Also, we haven't yet defined "working class" and probably simply can't in any meaningful, consistenlty useful way.So here's my first attempt at a definition of class. This isn't Quaker-specific, so I'll be inviting bloggers outside of the Quaker blogosphere to participate in the discussion. I welcome everyone's insights, additions, subtractions, criticisms, and praise.
I've been thinking about Pam's comment and wondering if I can't at least try to define class in a way that makes sense.
I have come to understand gender to exist on several continuum along several axes: sex (the physical sex with which you were born or assigned at birth or discovered at puberty), gender identity (the gender with which you identify internally, or you internally experience), gender expression (the gender with which you present to the world at large), and sexual orientation.
What if class were also expressed along continuum on several axes? What would the axes be? Can they be as simple as the gender model?
Off the top of my head, I thought of several continuum:
Education, income, cultural values & norms, and family of origin class status
Then I began to wonder how these things should be weighted. Certainly the first three would definitely be impacted by your family of origin's class status. So then should family of origin class status even be included or should it just inform the other three? Should income have equal weight with education and cultural values, or is there another measure by which we can judge economic class status (like spending, for instance, which was written about in a recent New York Times article)? Some have suggested that education shouldn't have as much weight as income because a high income can get you an education but an education doesn't automatically confer high income on a degree recipient. What about cultural values & norms being more highly valued than income because social capital can get you things (like jobs and material items) that money can't?
Part of the problem with using the gender model is that while each of the four continuum inform the others, I don't think that's true for gender to the extent my categories inform each other.
I think the three axes could be weighted equally. I also like the idea that one axis is based on consumer spending and ownership rather than income. I would add savings, investments and retirement to that value. So, for instance, you might go up a notch if you own your home outright, but down a little if you have less than 50% equity. You would go up a notch for each car you *could* afford to own (here I'm thinking of people like my partner and I who choose to share a car rather than own two). And "could" afford would assume a full-time income at your income-earning potential(because, again, I'm thinking of people who choose to live below the poverty line in order to protest war taxes). We could prioritize spending. For instance, you get more upward movement by spending money on dental care or a computer than say buying a pop-up tent you can hitch to your car.

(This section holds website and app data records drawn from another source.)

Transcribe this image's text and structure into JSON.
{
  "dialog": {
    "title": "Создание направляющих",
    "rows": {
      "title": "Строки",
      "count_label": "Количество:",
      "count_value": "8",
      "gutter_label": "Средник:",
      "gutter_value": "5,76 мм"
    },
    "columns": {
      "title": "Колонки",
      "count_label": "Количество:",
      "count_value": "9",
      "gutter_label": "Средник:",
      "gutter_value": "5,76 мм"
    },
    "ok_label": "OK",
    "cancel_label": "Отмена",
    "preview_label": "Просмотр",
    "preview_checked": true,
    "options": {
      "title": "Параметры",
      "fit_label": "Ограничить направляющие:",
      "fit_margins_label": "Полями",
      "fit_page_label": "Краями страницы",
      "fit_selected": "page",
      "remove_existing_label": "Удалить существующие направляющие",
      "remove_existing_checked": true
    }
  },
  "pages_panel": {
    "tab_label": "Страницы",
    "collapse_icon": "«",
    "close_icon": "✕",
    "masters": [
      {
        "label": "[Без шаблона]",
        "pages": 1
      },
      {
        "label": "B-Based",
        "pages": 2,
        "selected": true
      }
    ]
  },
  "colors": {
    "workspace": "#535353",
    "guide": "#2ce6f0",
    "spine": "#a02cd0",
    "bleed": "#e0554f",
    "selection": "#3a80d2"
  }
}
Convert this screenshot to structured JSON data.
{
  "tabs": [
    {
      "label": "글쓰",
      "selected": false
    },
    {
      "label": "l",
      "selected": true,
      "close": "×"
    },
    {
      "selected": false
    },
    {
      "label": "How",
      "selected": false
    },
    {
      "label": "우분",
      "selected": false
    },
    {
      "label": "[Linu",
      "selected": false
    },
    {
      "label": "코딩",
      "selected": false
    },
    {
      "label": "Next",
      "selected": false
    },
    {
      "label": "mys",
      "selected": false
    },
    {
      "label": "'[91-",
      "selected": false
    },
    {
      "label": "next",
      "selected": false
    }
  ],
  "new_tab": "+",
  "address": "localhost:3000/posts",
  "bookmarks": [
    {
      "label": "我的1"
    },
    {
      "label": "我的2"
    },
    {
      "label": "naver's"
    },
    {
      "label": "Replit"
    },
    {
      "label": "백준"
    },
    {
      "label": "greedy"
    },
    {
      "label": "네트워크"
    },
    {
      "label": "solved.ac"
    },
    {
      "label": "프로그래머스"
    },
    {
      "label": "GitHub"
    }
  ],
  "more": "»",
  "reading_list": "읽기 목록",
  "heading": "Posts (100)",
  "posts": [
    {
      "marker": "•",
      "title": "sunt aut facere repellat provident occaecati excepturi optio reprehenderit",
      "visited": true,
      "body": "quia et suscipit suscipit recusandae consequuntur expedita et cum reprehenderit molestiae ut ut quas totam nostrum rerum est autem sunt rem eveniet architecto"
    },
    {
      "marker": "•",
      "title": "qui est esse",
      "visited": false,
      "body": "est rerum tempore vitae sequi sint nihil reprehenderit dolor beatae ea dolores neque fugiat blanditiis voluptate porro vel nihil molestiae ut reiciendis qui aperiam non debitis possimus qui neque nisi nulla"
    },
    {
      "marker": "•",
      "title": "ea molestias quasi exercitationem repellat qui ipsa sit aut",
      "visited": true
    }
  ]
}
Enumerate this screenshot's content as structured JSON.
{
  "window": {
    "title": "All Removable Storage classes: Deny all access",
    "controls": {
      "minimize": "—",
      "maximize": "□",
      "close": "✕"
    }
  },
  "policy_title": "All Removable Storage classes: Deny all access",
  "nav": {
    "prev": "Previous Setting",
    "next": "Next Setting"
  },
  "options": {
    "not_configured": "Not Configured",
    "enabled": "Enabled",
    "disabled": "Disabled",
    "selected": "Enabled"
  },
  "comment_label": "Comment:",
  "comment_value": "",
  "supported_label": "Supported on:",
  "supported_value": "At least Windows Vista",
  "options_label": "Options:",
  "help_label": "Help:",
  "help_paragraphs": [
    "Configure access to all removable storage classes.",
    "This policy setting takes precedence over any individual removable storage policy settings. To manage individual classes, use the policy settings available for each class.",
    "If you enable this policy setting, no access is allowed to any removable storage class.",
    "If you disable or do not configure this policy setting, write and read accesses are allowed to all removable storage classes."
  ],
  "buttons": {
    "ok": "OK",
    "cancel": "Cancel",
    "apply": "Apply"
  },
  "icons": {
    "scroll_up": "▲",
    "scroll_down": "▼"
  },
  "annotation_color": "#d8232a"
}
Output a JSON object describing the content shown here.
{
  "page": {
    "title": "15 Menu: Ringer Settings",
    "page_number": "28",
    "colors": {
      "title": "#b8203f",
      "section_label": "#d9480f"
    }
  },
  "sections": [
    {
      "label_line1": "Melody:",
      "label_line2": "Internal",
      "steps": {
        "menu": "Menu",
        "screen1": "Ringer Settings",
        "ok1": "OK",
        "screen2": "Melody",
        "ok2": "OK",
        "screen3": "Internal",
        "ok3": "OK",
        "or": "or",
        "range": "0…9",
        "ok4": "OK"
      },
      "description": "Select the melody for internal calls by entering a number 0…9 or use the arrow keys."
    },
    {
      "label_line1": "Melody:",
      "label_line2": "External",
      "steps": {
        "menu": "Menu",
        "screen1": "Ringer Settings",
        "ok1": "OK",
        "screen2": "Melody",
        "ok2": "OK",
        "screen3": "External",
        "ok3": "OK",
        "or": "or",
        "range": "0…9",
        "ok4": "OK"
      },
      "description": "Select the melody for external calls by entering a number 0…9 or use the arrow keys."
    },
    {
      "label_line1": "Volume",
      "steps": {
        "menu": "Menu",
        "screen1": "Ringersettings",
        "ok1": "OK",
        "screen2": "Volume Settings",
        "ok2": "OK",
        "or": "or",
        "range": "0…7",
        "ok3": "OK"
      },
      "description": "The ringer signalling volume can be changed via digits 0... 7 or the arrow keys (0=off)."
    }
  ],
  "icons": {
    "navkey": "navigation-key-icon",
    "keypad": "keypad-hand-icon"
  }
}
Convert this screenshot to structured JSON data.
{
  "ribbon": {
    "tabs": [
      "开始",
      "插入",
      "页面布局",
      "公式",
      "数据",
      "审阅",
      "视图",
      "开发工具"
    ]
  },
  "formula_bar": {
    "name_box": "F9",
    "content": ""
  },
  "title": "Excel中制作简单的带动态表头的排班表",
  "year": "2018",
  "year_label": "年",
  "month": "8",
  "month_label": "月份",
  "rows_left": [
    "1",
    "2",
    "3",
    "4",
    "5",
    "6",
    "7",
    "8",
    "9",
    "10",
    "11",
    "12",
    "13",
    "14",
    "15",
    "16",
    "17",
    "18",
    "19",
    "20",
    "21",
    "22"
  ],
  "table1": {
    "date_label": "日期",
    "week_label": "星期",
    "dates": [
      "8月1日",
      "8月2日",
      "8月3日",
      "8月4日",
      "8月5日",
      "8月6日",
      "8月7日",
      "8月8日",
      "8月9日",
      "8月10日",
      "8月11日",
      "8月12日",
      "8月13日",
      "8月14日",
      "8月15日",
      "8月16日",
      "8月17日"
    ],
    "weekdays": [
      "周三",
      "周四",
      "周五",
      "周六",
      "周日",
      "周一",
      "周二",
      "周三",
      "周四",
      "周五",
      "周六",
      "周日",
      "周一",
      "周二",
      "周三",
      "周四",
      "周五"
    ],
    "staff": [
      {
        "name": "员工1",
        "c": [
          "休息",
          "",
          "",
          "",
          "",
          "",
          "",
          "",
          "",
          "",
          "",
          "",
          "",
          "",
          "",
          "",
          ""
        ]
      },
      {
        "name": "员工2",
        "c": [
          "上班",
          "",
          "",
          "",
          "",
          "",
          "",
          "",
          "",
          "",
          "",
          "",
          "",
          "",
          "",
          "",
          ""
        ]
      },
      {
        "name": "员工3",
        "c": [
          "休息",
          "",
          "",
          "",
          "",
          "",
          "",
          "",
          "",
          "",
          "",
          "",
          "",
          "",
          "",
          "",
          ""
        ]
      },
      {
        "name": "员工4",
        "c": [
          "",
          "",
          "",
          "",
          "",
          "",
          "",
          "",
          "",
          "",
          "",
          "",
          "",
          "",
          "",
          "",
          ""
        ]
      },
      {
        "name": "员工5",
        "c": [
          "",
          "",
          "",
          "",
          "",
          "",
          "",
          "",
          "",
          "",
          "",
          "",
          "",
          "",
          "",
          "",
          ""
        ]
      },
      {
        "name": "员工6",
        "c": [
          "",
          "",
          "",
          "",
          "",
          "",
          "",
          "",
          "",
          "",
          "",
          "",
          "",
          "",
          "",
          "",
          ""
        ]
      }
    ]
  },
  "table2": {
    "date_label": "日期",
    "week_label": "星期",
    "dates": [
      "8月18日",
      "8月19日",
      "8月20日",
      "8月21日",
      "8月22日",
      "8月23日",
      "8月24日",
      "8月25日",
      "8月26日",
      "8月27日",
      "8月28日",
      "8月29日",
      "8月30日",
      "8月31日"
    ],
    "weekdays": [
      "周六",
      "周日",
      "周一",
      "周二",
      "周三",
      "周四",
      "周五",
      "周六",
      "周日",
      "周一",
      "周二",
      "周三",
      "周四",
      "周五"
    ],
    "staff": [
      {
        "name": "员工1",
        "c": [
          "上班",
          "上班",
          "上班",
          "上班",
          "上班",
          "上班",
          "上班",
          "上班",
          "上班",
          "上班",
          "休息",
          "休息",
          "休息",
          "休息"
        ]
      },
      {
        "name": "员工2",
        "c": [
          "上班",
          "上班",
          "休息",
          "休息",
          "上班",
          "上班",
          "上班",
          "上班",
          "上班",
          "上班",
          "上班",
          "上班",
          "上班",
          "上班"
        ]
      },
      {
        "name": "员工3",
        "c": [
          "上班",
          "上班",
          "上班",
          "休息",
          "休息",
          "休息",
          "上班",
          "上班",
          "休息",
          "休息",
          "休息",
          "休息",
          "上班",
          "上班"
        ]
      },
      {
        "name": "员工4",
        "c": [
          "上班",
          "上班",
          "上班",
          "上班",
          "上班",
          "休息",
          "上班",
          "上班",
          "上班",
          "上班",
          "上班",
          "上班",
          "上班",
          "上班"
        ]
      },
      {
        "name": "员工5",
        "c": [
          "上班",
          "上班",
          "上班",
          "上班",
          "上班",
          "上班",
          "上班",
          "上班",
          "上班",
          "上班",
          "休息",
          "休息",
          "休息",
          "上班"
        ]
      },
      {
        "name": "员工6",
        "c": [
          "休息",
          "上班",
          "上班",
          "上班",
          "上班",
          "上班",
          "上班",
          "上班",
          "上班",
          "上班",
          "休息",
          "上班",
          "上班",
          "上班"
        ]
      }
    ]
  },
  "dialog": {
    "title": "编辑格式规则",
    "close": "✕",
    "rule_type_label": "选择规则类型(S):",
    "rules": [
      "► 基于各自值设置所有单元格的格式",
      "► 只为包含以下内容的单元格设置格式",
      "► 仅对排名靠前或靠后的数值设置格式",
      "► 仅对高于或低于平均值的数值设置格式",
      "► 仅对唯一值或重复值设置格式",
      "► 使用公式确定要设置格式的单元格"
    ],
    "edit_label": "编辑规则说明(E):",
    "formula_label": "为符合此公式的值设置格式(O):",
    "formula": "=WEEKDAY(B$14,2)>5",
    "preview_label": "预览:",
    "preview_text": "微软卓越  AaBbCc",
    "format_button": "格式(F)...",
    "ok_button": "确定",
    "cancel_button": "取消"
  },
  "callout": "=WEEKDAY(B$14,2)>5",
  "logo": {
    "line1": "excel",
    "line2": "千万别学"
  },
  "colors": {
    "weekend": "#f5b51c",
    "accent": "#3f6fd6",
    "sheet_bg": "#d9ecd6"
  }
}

I also like the spending model because it's what so many people talked about when they took the "What Privilege Do You Have" meme. Some said, Yes, I went to summer camp but it was sponsored by the Y and my parents didn't have to pay anything, or Yes, I went to private school but I went on scholarship because I was raised by my single dad who worked two jobs to keep a roof over our head. It became about how much parents paid for those things, rather than the things themselves and the privilege they conferred.
So what do you think?